* **What the task asks**
Copy all of the records exactly.
[[ Data provided, beginning ]]
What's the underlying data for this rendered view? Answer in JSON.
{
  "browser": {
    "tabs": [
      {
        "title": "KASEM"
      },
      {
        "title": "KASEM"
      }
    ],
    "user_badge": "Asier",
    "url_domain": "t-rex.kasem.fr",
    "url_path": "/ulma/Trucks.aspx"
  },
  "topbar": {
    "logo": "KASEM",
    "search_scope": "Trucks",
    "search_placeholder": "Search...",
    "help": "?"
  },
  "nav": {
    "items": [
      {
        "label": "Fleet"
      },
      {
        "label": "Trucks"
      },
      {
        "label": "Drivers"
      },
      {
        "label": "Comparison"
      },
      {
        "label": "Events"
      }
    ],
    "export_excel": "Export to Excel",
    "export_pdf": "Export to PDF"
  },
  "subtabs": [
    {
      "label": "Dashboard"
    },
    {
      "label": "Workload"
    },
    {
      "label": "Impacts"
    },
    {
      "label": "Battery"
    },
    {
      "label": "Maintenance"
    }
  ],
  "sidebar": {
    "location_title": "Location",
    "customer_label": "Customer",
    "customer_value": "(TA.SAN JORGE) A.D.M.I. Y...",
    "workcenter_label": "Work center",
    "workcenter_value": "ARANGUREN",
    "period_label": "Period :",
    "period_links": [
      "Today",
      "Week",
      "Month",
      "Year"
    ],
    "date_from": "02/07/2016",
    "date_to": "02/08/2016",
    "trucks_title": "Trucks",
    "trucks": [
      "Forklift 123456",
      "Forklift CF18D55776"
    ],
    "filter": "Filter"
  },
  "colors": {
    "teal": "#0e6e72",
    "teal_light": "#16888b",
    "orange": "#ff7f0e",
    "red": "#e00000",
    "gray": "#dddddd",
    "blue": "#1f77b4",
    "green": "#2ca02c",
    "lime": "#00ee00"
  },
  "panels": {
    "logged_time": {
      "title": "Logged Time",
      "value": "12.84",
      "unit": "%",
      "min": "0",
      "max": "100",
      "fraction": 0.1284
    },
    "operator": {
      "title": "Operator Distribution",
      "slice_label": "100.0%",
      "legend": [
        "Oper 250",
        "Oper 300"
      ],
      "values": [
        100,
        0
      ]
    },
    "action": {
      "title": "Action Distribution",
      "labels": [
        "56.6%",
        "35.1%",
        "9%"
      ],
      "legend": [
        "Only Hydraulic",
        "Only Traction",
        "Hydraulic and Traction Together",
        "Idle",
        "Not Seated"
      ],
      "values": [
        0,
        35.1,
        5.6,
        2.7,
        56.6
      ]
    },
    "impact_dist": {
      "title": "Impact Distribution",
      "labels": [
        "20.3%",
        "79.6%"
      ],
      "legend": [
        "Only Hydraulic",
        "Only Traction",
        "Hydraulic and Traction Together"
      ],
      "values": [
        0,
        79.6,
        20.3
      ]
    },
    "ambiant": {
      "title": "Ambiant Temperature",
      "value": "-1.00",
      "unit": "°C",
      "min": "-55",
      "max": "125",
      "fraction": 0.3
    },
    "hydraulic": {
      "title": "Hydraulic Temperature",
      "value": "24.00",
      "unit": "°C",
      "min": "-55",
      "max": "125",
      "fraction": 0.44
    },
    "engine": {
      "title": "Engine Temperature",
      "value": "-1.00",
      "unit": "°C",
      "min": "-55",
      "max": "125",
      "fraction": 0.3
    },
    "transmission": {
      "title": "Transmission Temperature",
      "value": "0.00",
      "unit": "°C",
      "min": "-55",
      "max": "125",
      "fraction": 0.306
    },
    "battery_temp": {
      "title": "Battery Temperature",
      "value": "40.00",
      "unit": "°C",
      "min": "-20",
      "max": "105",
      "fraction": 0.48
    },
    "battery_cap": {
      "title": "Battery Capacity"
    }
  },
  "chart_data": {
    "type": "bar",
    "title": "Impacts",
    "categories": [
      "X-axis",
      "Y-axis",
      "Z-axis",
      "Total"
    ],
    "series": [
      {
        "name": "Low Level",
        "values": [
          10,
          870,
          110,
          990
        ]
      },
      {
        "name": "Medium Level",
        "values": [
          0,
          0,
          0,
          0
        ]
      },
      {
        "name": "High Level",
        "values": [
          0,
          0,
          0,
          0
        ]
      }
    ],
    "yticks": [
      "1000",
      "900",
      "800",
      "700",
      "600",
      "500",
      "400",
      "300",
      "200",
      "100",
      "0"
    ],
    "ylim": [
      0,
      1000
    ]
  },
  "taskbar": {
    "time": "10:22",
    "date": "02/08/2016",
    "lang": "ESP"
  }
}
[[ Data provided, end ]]
* **Response area**
What's the underlying data for this rendered view? Answer in JSON.
{
  "browser": {
    "tabs": [
      {
        "title": "KASEM"
      },
      {
        "title": "KASEM"
      }
    ],
    "user_badge": "Asier",
    "url_domain": "t-rex.kasem.fr",
    "url_path": "/ulma/Trucks.aspx"
  },
  "topbar": {
    "logo": "KASEM",
    "search_scope": "Trucks",
    "search_placeholder": "Search...",
    "help": "?"
  },
  "nav": {
    "items": [
      {
        "label": "Fleet"
      },
      {
        "label": "Trucks"
      },
      {
        "label": "Drivers"
      },
      {
        "label": "Comparison"
      },
      {
        "label": "Events"
      }
    ],
    "export_excel": "Export to Excel",
    "export_pdf": "Export to PDF"
  },
  "subtabs": [
    {
      "label": "Dashboard"
    },
    {
      "label": "Workload"
    },
    {
      "label": "Impacts"
    },
    {
      "label": "Battery"
    },
    {
      "label": "Maintenance"
    }
  ],
  "sidebar": {
    "location_title": "Location",
    "customer_label": "Customer",
    "customer_value": "(TA.SAN JORGE) A.D.M.I. Y...",
    "workcenter_label": "Work center",
    "workcenter_value": "ARANGUREN",
    "period_label": "Period :",
    "period_links": [
      "Today",
      "Week",
      "Month",
      "Year"
    ],
    "date_from": "02/07/2016",
    "date_to": "02/08/2016",
    "trucks_title": "Trucks",
    "trucks": [
      "Forklift 123456",
      "Forklift CF18D55776"
    ],
    "filter": "Filter"
  },
  "colors": {
    "teal": "#0e6e72",
    "teal_light": "#16888b",
    "orange": "#ff7f0e",
    "red": "#e00000",
    "gray": "#dddddd",
    "blue": "#1f77b4",
    "green": "#2ca02c",
    "lime": "#00ee00"
  },
  "panels": {
    "logged_time": {
      "title": "Logged Time",
      "value": "12.84",
      "unit": "%",
      "min": "0",
      "max": "100",
      "fraction": 0.1284
    },
    "operator": {
      "title": "Operator Distribution",
      "slice_label": "100.0%",
      "legend": [
        "Oper 250",
        "Oper 300"
      ],
      "values": [
        100,
        0
      ]
    },
    "action": {
      "title": "Action Distribution",
      "labels": [
        "56.6%",
        "35.1%",
        "9%"
      ],
      "legend": [
        "Only Hydraulic",
        "Only Traction",
        "Hydraulic and Traction Together",
        "Idle",
        "Not Seated"
      ],
      "values": [
        0,
        35.1,
        5.6,
        2.7,
        56.6
      ]
    },
    "impact_dist": {
      "title": "Impact Distribution",
      "labels": [
        "20.3%",
        "79.6%"
      ],
      "legend": [
        "Only Hydraulic",
        "Only Traction",
        "Hydraulic and Traction Together"
      ],
      "values": [
        0,
        79.6,
        20.3
      ]
    },
    "ambiant": {
      "title": "Ambiant Temperature",
      "value": "-1.00",
      "unit": "°C",
      "min": "-55",
      "max": "125",
      "fraction": 0.3
    },
    "hydraulic": {
      "title": "Hydraulic Temperature",
      "value": "24.00",
      "unit": "°C",
      "min": "-55",
      "max": "125",
      "fraction": 0.44
    },
    "engine": {
      "title": "Engine Temperature",
      "value": "-1.00",
      "unit": "°C",
      "min": "-55",
      "max": "125",
      "fraction": 0.3
    },
    "transmission": {
      "title": "Transmission Temperature",
      "value": "0.00",
      "unit": "°C",
      "min": "-55",
      "max": "125",
      "fraction": 0.306
    },
    "battery_temp": {
      "title": "Battery Temperature",
      "value": "40.00",
      "unit": "°C",
      "min": "-20",
      "max": "105",
      "fraction": 0.48
    },
    "battery_cap": {
      "title": "Battery Capacity"
    }
  },
  "chart_data": {
    "type": "bar",
    "title": "Impacts",
    "categories": [
      "X-axis",
      "Y-axis",
      "Z-axis",
      "Total"
    ],
    "series": [
      {
        "name": "Low Level",
        "values": [
          10,
          870,
          110,
          990
        ]
      },
      {
        "name": "Medium Level",
        "values": [
          0,
          0,
          0,
          0
        ]
      },
      {
        "name": "High Level",
        "values": [
          0,
          0,
          0,
          0
        ]
      }
    ],
    "yticks": [
      "1000",
      "900",
      "800",
      "700",
      "600",
      "500",
      "400",
      "300",
      "200",
      "100",
      "0"
    ],
    "ylim": [
      0,
      1000
    ]
  },
  "taskbar": {
    "time": "10:22",
    "date": "02/08/2016",
    "lang": "ESP"
  }
}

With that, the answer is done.